● **Task prompt**
Write out each record below exactly, without pictures.

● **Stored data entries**
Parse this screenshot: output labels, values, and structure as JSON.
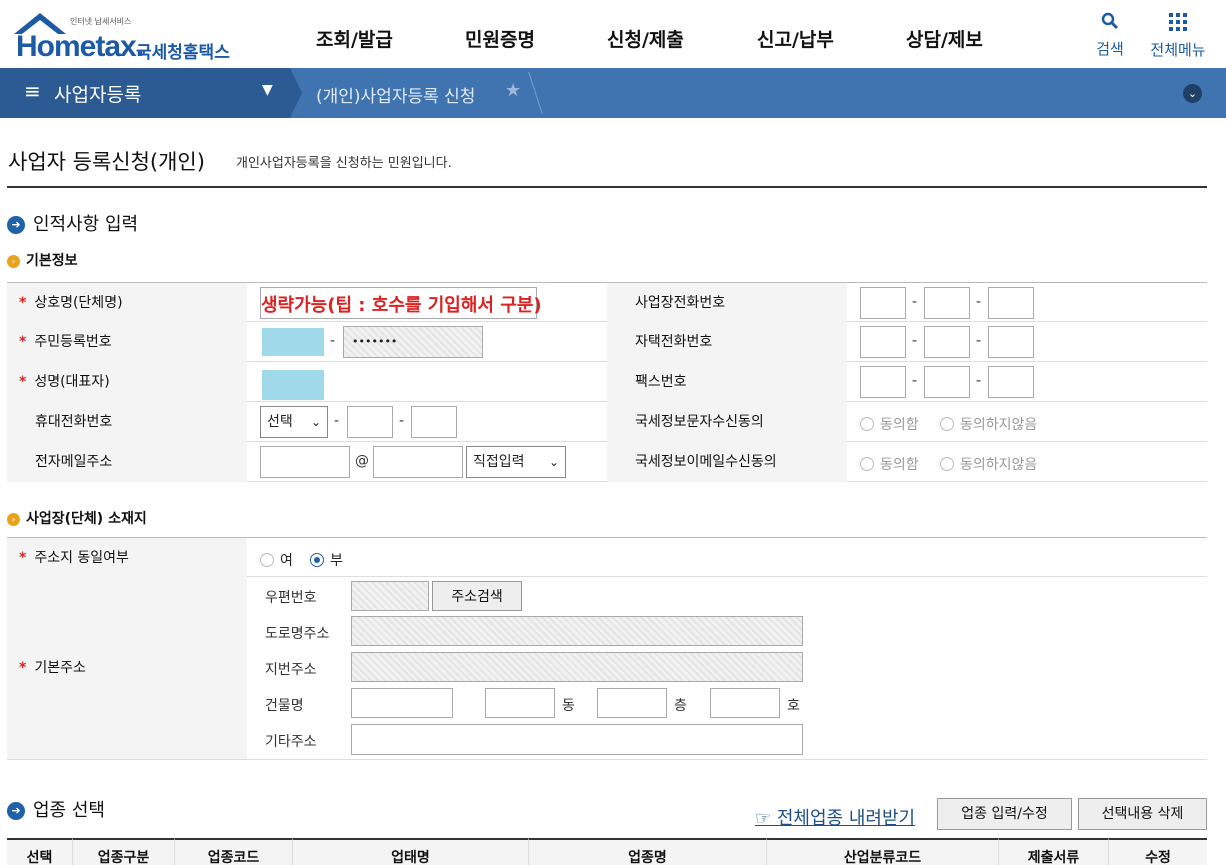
{
  "header": {
    "logo_small": "인터넷 납세서비스",
    "logo_main": "Hometax.",
    "logo_sub": "국세청홈택스",
    "menu": [
      "조회/발급",
      "민원증명",
      "신청/제출",
      "신고/납부",
      "상담/제보"
    ],
    "search_label": "검색",
    "allmenu_label": "전체메뉴"
  },
  "nav": {
    "section": "사업자등록",
    "breadcrumb": "(개인)사업자등록 신청"
  },
  "page": {
    "title": "사업자 등록신청(개인)",
    "desc": "개인사업자등록을 신청하는 민원입니다."
  },
  "identity": {
    "heading": "인적사항 입력",
    "basic_heading": "기본정보",
    "labels": {
      "company": "상호명(단체명)",
      "rrn": "주민등록번호",
      "name": "성명(대표자)",
      "mobile": "휴대전화번호",
      "email": "전자메일주소",
      "biz_phone": "사업장전화번호",
      "home_phone": "자택전화번호",
      "fax": "팩스번호",
      "sms_consent": "국세정보문자수신동의",
      "email_consent": "국세정보이메일수신동의"
    },
    "company_note": "생략가능(팁 : 호수를 기입해서 구분)",
    "rrn_masked": "•••••••",
    "mobile_select": "선택",
    "email_at": "@",
    "email_domain_select": "직접입력",
    "agree": "동의함",
    "disagree": "동의하지않음"
  },
  "address": {
    "heading": "사업장(단체) 소재지",
    "same_label": "주소지 동일여부",
    "yes": "여",
    "no": "부",
    "base_label": "기본주소",
    "zip_label": "우편번호",
    "search_btn": "주소검색",
    "road_label": "도로명주소",
    "jibun_label": "지번주소",
    "building_label": "건물명",
    "dong": "동",
    "floor": "층",
    "ho": "호",
    "etc_label": "기타주소"
  },
  "industry": {
    "heading": "업종 선택",
    "download_link": "☞ 전체업종 내려받기",
    "edit_btn": "업종 입력/수정",
    "delete_btn": "선택내용 삭제",
    "columns": [
      "선택",
      "업종구분",
      "업종코드",
      "업태명",
      "업종명",
      "산업분류코드",
      "제출서류",
      "수정"
    ]
  },
  "colors": {
    "brand": "#1c5aa6",
    "nav": "#3f74b0",
    "required": "#d22222"
  }
}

● **Exercise response**
Parse this screenshot: output labels, values, and structure as JSON.
{
  "header": {
    "logo_small": "인터넷 납세서비스",
    "logo_main": "Hometax.",
    "logo_sub": "국세청홈택스",
    "menu": [
      "조회/발급",
      "민원증명",
      "신청/제출",
      "신고/납부",
      "상담/제보"
    ],
    "search_label": "검색",
    "allmenu_label": "전체메뉴"
  },
  "nav": {
    "section": "사업자등록",
    "breadcrumb": "(개인)사업자등록 신청"
  },
  "page": {
    "title": "사업자 등록신청(개인)",
    "desc": "개인사업자등록을 신청하는 민원입니다."
  },
  "identity": {
    "heading": "인적사항 입력",
    "basic_heading": "기본정보",
    "labels": {
      "company": "상호명(단체명)",
      "rrn": "주민등록번호",
      "name": "성명(대표자)",
      "mobile": "휴대전화번호",
      "email": "전자메일주소",
      "biz_phone": "사업장전화번호",
      "home_phone": "자택전화번호",
      "fax": "팩스번호",
      "sms_consent": "국세정보문자수신동의",
      "email_consent": "국세정보이메일수신동의"
    },
    "company_note": "생략가능(팁 : 호수를 기입해서 구분)",
    "rrn_masked": "•••••••",
    "mobile_select": "선택",
    "email_at": "@",
    "email_domain_select": "직접입력",
    "agree": "동의함",
    "disagree": "동의하지않음"
  },
  "address": {
    "heading": "사업장(단체) 소재지",
    "same_label": "주소지 동일여부",
    "yes": "여",
    "no": "부",
    "base_label": "기본주소",
    "zip_label": "우편번호",
    "search_btn": "주소검색",
    "road_label": "도로명주소",
    "jibun_label": "지번주소",
    "building_label": "건물명",
    "dong": "동",
    "floor": "층",
    "ho": "호",
    "etc_label": "기타주소"
  },
  "industry": {
    "heading": "업종 선택",
    "download_link": "☞ 전체업종 내려받기",
    "edit_btn": "업종 입력/수정",
    "delete_btn": "선택내용 삭제",
    "columns": [
      "선택",
      "업종구분",
      "업종코드",
      "업태명",
      "업종명",
      "산업분류코드",
      "제출서류",
      "수정"
    ]
  },
  "colors": {
    "brand": "#1c5aa6",
    "nav": "#3f74b0",
    "required": "#d22222"
  }
}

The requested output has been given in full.